CLIMBING AND THE LOVE OF LIFE
Right from when I first started climbing I experienced a sense of happiness and freedom on the crags and in the mountains and later in deep Canadian wilderness that was way over and above any other aspect of my normal everyday life. The more I experienced this natural high the more convinced I became that climbing manifested, for me at least, an essential ingredient of life that modern society was missing and possibly even precluding.
I spent many hours in steamed up pubs, around smoky campfires, on tent bound storm days and cold dark bivouac ledges, discussing and defending the fascinating and illusive question of what exactly it is about climbing that motivates climbers to risk their lives in such spectacular and dangerous ways. Even though many of us believe passionately that deep inside the rewards outweigh the risks, it seems impossible to explain the reason why to someone who has never done it. In other words the answer is beyond reason, beyond the ken of normality, which probably contributes to the attraction of the mystery.

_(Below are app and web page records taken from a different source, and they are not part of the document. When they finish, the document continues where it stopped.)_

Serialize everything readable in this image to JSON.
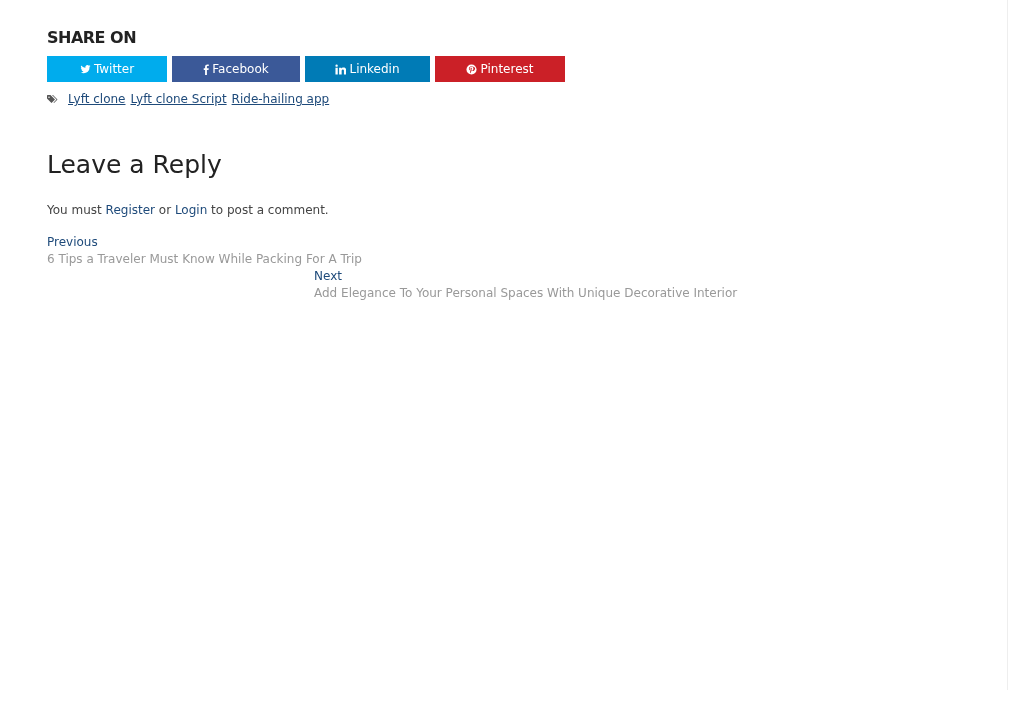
{
  "share": {
    "heading": "SHARE ON",
    "buttons": [
      {
        "kind": "twitter",
        "label": "Twitter",
        "color": "#00aced"
      },
      {
        "kind": "facebook",
        "label": "Facebook",
        "color": "#3b5998"
      },
      {
        "kind": "linkedin",
        "label": "Linkedin",
        "color": "#007bb6"
      },
      {
        "kind": "pinterest",
        "label": "Pinterest",
        "color": "#cb2027"
      }
    ]
  },
  "tags": [
    "Lyft clone",
    "Lyft clone Script",
    "Ride-hailing app"
  ],
  "reply": {
    "title": "Leave a Reply",
    "notice": {
      "before": "You must",
      "register": "Register",
      "middle": "or",
      "login": "Login",
      "after": "to post a comment."
    }
  },
  "post_nav": {
    "previous": {
      "label": "Previous",
      "title": "6 Tips a Traveler Must Know While Packing For A Trip"
    },
    "next": {
      "label": "Next",
      "title": "Add Elegance To Your Personal Spaces With Unique Decorative Interior"
    }
  }
}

Now, reflecting on fifty years of knocking about in the mountains, I see a fine line between success with profound satisfaction on the one hand and failure, desperation and even disaster on the other. The difference is determined not so much by quantifiable factors such as good planning, hard skills or even by good or bad luck so much as by state of mind, awareness and perceptions. Things go well when we are positive, focused and in tune with our surroundings and each other; when we are in the moment and in the Zone. Conversely things go badly when we are not paying complete attention and or not getting along with each other; when our minds are distracted and our spirits fragmented and scattered.
I had my fair share of fame and glory but after witnessing close friends getting killed and a few near death experiences myself I came to recognize the lethal impediments of excessive ego gratification and competition. They occupy our minds with deeply engrained and often habitual, culturally conditioned impressions of reality which prevent honest engagement with the actuality of the here and now. If deliberately putting one’s life in danger just to impress other people were really what climbing is about, as might well be assumed by people who don’t do it, it would indeed be a mug’s game of questionable sanity.
To me the more profound, inestimable rewards of climbing occur when we break through the fearful, conditioned constraints of ego and conventional perception of being separate individual entities and engage ourselves with the dynamic flow of the powerful energy fields of the natural environment. Then, not only is our physical performance guided and enhanced but also our fear and anxiety is released, replaced by a secure and euphoric sense of love and unity with something much larger than our selves. While effectively reducing the risk of losing life, momentary as these transcendental experiences may be, they easily justify what remains of it by creating the freedom to be more fully conscious of the joy, unity and wonder of being alive.
Rob Wood Maurelle Island January 2014